What you should do: Leave out every line before the one that contains "Serialize everything readable". Please restate that line and the rest of the data word for word, through the end.

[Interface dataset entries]
* * * *
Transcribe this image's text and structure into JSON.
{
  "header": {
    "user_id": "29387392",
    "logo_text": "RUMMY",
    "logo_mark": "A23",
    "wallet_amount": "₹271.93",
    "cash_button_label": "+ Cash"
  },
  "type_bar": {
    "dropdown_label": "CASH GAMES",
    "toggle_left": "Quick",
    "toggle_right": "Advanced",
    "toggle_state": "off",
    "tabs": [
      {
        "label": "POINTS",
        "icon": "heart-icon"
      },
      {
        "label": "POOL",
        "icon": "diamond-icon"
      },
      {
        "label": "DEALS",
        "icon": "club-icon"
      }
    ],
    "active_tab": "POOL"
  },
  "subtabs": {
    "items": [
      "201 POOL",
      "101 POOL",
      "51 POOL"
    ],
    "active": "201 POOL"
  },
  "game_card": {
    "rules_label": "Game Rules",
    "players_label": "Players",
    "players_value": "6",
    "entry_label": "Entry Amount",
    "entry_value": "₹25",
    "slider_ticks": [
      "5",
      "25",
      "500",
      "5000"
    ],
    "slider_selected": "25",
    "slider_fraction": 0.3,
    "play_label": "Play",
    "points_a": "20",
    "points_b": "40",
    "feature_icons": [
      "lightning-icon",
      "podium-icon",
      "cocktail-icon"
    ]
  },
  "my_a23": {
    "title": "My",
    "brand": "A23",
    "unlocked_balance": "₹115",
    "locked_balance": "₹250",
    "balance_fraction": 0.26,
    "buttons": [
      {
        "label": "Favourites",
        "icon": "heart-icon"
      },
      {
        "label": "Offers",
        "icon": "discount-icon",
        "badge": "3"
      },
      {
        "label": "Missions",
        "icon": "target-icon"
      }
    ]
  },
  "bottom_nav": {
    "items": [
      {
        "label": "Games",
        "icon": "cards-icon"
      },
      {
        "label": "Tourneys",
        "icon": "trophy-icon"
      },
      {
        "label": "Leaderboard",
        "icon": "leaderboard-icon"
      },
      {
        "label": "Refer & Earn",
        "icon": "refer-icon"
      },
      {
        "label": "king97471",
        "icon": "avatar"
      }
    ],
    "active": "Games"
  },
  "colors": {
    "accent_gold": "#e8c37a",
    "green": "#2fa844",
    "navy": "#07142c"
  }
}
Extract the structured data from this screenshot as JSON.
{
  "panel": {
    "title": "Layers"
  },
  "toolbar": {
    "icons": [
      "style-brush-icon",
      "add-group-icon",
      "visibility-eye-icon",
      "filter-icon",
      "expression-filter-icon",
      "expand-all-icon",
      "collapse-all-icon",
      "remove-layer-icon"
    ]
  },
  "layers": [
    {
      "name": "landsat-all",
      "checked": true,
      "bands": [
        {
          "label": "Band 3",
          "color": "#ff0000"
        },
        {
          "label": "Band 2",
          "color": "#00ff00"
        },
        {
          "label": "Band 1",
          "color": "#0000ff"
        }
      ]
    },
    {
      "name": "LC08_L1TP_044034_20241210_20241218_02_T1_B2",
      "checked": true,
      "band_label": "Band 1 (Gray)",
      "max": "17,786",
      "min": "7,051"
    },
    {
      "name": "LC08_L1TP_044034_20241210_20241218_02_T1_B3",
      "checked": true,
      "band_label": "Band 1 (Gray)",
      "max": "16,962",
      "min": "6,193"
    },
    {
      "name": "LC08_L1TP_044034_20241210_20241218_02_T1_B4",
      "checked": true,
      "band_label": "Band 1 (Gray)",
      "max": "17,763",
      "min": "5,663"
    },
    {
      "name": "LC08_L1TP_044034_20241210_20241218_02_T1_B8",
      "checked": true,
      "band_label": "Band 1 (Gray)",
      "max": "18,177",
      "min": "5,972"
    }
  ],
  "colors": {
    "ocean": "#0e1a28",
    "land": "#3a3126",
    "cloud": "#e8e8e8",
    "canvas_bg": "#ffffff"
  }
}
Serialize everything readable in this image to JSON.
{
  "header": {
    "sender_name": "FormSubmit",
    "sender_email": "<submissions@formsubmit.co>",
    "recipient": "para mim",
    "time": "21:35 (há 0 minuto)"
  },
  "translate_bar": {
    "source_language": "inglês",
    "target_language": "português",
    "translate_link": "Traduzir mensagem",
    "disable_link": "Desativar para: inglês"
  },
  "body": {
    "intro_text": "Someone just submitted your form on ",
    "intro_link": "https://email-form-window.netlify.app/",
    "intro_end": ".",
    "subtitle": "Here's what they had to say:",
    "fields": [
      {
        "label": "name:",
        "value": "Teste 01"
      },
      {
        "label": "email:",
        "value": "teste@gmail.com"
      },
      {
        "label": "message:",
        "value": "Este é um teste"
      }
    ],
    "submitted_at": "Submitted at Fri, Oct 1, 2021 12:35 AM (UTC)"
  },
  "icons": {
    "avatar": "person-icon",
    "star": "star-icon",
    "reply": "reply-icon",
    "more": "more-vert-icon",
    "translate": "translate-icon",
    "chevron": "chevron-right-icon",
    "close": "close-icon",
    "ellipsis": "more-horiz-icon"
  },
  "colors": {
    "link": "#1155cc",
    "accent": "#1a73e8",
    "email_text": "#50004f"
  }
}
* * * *
Your solution:
Serialize everything readable in this image to JSON.
{
  "header": {
    "sender_name": "FormSubmit",
    "sender_email": "<submissions@formsubmit.co>",
    "recipient": "para mim",
    "time": "21:35 (há 0 minuto)"
  },
  "translate_bar": {
    "source_language": "inglês",
    "target_language": "português",
    "translate_link": "Traduzir mensagem",
    "disable_link": "Desativar para: inglês"
  },
  "body": {
    "intro_text": "Someone just submitted your form on ",
    "intro_link": "https://email-form-window.netlify.app/",
    "intro_end": ".",
    "subtitle": "Here's what they had to say:",
    "fields": [
      {
        "label": "name:",
        "value": "Teste 01"
      },
      {
        "label": "email:",
        "value": "teste@gmail.com"
      },
      {
        "label": "message:",
        "value": "Este é um teste"
      }
    ],
    "submitted_at": "Submitted at Fri, Oct 1, 2021 12:35 AM (UTC)"
  },
  "icons": {
    "avatar": "person-icon",
    "star": "star-icon",
    "reply": "reply-icon",
    "more": "more-vert-icon",
    "translate": "translate-icon",
    "chevron": "chevron-right-icon",
    "close": "close-icon",
    "ellipsis": "more-horiz-icon"
  },
  "colors": {
    "link": "#1155cc",
    "accent": "#1a73e8",
    "email_text": "#50004f"
  }
}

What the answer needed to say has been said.